WHAT THIS TASK INVOLVES
Your response should consist solely of the records, written out exactly.
☆ ☆ ☆
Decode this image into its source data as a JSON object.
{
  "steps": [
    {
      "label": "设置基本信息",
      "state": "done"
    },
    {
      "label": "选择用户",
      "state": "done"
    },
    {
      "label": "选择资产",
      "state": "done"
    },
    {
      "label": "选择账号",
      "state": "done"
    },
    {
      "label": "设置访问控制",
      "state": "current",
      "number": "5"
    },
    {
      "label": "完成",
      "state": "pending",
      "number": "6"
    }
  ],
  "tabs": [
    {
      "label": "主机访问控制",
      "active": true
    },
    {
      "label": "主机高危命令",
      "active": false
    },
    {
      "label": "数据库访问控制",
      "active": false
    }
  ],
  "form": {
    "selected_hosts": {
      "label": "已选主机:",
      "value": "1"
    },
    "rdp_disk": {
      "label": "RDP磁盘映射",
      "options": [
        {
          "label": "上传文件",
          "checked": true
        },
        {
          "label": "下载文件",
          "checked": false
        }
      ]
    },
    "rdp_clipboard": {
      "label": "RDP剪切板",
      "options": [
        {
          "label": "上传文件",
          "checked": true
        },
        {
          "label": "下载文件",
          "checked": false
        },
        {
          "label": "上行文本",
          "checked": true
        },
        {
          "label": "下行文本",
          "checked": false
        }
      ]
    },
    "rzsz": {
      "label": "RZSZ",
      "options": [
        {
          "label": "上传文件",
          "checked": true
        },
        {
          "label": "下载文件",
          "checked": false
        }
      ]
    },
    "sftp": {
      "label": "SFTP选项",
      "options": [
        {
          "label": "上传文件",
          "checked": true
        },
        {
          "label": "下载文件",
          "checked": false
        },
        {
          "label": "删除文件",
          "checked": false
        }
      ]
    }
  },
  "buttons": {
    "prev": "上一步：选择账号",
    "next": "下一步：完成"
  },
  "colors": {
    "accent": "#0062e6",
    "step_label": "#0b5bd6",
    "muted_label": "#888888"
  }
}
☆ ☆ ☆
RESULT OF THE EXERCISE
Decode this image into its source data as a JSON object.
{
  "steps": [
    {
      "label": "设置基本信息",
      "state": "done"
    },
    {
      "label": "选择用户",
      "state": "done"
    },
    {
      "label": "选择资产",
      "state": "done"
    },
    {
      "label": "选择账号",
      "state": "done"
    },
    {
      "label": "设置访问控制",
      "state": "current",
      "number": "5"
    },
    {
      "label": "完成",
      "state": "pending",
      "number": "6"
    }
  ],
  "tabs": [
    {
      "label": "主机访问控制",
      "active": true
    },
    {
      "label": "主机高危命令",
      "active": false
    },
    {
      "label": "数据库访问控制",
      "active": false
    }
  ],
  "form": {
    "selected_hosts": {
      "label": "已选主机:",
      "value": "1"
    },
    "rdp_disk": {
      "label": "RDP磁盘映射",
      "options": [
        {
          "label": "上传文件",
          "checked": true
        },
        {
          "label": "下载文件",
          "checked": false
        }
      ]
    },
    "rdp_clipboard": {
      "label": "RDP剪切板",
      "options": [
        {
          "label": "上传文件",
          "checked": true
        },
        {
          "label": "下载文件",
          "checked": false
        },
        {
          "label": "上行文本",
          "checked": true
        },
        {
          "label": "下行文本",
          "checked": false
        }
      ]
    },
    "rzsz": {
      "label": "RZSZ",
      "options": [
        {
          "label": "上传文件",
          "checked": true
        },
        {
          "label": "下载文件",
          "checked": false
        }
      ]
    },
    "sftp": {
      "label": "SFTP选项",
      "options": [
        {
          "label": "上传文件",
          "checked": true
        },
        {
          "label": "下载文件",
          "checked": false
        },
        {
          "label": "删除文件",
          "checked": false
        }
      ]
    }
  },
  "buttons": {
    "prev": "上一步：选择账号",
    "next": "下一步：完成"
  },
  "colors": {
    "accent": "#0062e6",
    "step_label": "#0b5bd6",
    "muted_label": "#888888"
  }
}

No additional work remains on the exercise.